Copy, from the entries below, each line where the word "desc" can be found.

[Component data from apps and pages]
== Segment start ==

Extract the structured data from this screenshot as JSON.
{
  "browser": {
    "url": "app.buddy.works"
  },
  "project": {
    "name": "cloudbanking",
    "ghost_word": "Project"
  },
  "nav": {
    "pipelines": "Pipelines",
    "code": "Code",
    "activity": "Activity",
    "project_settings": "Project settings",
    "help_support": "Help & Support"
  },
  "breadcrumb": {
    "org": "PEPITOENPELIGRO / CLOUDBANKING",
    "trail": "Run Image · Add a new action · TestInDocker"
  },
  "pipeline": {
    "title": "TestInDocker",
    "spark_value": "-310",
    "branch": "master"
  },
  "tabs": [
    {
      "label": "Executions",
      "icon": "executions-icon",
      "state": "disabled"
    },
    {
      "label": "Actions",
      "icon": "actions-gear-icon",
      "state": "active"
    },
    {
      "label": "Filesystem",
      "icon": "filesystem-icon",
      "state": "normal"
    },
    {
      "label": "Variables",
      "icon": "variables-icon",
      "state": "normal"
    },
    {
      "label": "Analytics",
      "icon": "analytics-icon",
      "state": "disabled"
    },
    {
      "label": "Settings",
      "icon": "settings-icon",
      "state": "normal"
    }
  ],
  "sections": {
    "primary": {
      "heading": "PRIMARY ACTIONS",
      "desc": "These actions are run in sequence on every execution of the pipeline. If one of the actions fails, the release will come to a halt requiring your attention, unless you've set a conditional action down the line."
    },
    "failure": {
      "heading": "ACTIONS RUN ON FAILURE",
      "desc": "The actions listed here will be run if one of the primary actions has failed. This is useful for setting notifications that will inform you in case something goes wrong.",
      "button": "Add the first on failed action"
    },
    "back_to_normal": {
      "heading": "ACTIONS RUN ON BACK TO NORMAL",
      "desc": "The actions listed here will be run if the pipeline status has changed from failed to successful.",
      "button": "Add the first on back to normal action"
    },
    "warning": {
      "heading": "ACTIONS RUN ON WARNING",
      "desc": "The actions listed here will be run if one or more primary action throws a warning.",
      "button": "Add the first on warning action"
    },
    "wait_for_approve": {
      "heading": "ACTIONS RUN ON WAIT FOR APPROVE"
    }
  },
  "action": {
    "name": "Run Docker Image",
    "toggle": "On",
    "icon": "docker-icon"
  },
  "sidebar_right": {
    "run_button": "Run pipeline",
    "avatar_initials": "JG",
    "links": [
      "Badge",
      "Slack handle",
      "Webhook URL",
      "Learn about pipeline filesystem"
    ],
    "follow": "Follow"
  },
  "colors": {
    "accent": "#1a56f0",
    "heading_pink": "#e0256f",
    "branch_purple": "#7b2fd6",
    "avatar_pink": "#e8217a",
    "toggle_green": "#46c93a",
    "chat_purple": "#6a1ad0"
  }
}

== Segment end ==

**Task output:**
      "desc": "These actions are run in sequence on every execution of the pipeline. If one of the actions fails, the release will come to a halt requiring your attention, unless you've set a conditional action down the line."
      "desc": "The actions listed here will be run if one of the primary actions has failed. This is useful for setting notifications that will inform you in case something goes wrong.",
      "desc": "The actions listed here will be run if the pipeline status has changed from failed to successful.",
      "desc": "The actions listed here will be run if one or more primary action throws a warning.",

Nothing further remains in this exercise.